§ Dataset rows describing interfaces
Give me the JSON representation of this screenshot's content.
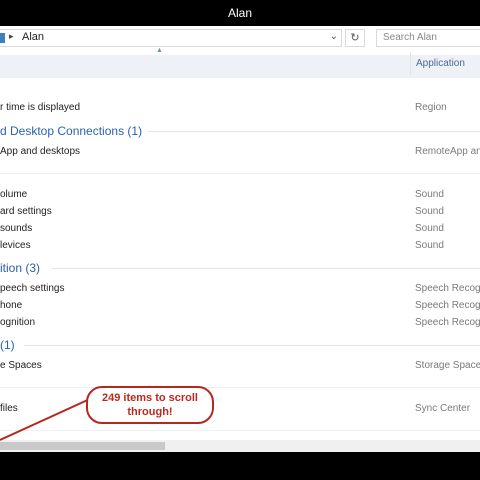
{
  "window": {
    "title": "Alan"
  },
  "address": {
    "path": "Alan",
    "separator": "▸",
    "chevron": "⌄",
    "refresh": "↻"
  },
  "search": {
    "placeholder": "Search Alan"
  },
  "columns": {
    "application": "Application"
  },
  "list": {
    "row1": {
      "name": "r time is displayed",
      "app": "Region"
    },
    "group1": "d Desktop Connections (1)",
    "row2": {
      "name": "App and desktops",
      "app": "RemoteApp and"
    },
    "row3": {
      "name": "olume",
      "app": "Sound"
    },
    "row4": {
      "name": "ard settings",
      "app": "Sound"
    },
    "row5": {
      "name": "sounds",
      "app": "Sound"
    },
    "row6": {
      "name": "levices",
      "app": "Sound"
    },
    "group2": "ition (3)",
    "row7": {
      "name": "peech settings",
      "app": "Speech Recogn"
    },
    "row8": {
      "name": "hone",
      "app": "Speech Recogn"
    },
    "row9": {
      "name": "ognition",
      "app": "Speech Recogn"
    },
    "group3": "(1)",
    "row10": {
      "name": "e Spaces",
      "app": "Storage Spaces"
    },
    "row11": {
      "name": "files",
      "app": "Sync Center"
    }
  },
  "callout": {
    "line1": "249 items to scroll",
    "line2": "through!"
  },
  "colors": {
    "callout": "#b4281f",
    "group_header": "#2c62a8"
  }
}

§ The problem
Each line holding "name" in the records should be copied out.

§ Answer to this problem
      "name": "r time is displayed",
      "name": "App and desktops",
      "name": "olume",
      "name": "ard settings",
      "name": "sounds",
      "name": "levices",
      "name": "peech settings",
      "name": "hone",
      "name": "ognition",
      "name": "e Spaces",
      "name": "files",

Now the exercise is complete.